The discounts are unlikely to increase by much, as the company plans to ship any unsold books back to publishers or to other stores. (That would be better than that happen after the closure of Borders sister company WaldenBooks, which used to operate at the Aventura Mall. When the chain closed all its stores, dumpster diving readers started a campaign to save the books that the company had unceremoniously thrown away.)
The sale came as little consolation for Robert Gardiener, 30, of Hollywood, who had been a regular customer.
"It's horrible," he said. "We come here at least once a week for the cafe and to check out books and this totally is a bummer."
Like a lot of the store's customers, Gardiener is a Borders person -- he prefers Borders over Barnes & Noble the way some people prefer Macs over PCs or vice-versa. He choses Borders over its competitor because he finds the store to be "less congested," and because he had developed a good rapport with the employees.
Margo Mintzer, 74, of Aventura, has been coming to the store since it opened. For the last year, she's met with a knitting group once a week in the cafe.
"I'm very sad about it," she said. "When I pulled up and saw those yellow stickers, I was like, what are we going to do now?"
Mitnzer is worried that it will be difficult for the group to find enough seats at Barnes & Noble or at one of the nearby Starbucks once the Borders closes.
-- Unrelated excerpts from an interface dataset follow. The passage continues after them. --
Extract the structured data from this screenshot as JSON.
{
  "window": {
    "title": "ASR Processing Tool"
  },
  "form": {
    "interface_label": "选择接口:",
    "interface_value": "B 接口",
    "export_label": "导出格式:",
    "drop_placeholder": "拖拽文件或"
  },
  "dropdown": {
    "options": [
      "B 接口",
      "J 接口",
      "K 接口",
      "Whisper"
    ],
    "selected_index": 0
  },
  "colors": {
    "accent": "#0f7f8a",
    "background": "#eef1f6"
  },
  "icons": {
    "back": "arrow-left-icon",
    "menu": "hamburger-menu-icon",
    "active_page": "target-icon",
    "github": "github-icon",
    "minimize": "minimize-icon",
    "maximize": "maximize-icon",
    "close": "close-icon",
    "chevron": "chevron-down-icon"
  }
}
That's a concern shared by Alina Balean, 25, a graphic designer who frequents the store enough to be the 'mayor' on Foursquare.
She's been coming to the location for 8 years. It's close to her home in Hallandale, and is a convenient place to hang out, listen to music, read and buy books. Balean sees Borders as a valuable "third place," somewhere she can go that is neither home nor work, where she can go to be free of her routine and to-do lists.
Now that Borders is closing, she's worried that the Barnes & Noble and the Starbucks will be too crowded, and she doesn't think the mall is a good option either.
"They're no common place to go," she said. "If you want to go hang out somewhere, where are you going to go?"
The closure of the Aventura store at a time when the company is struggling. On Wednesday, Borders announced that its second quarter revenue fell 12 percent. Books sales have been weak, and an increase in online sales has failed to make up the difference.
For Lauren Grabois, a first grade teacher at the Aventura City of Excellence Charter school who was shopping at Borders on Wednesday, the store's pending closure -- and the dire situation of bookstores in general -- is cause for concern.
"I think it's very said that a bookstore has to close period," she said. "I think that people should be coming there more often as opposed to other places where they are spending their time."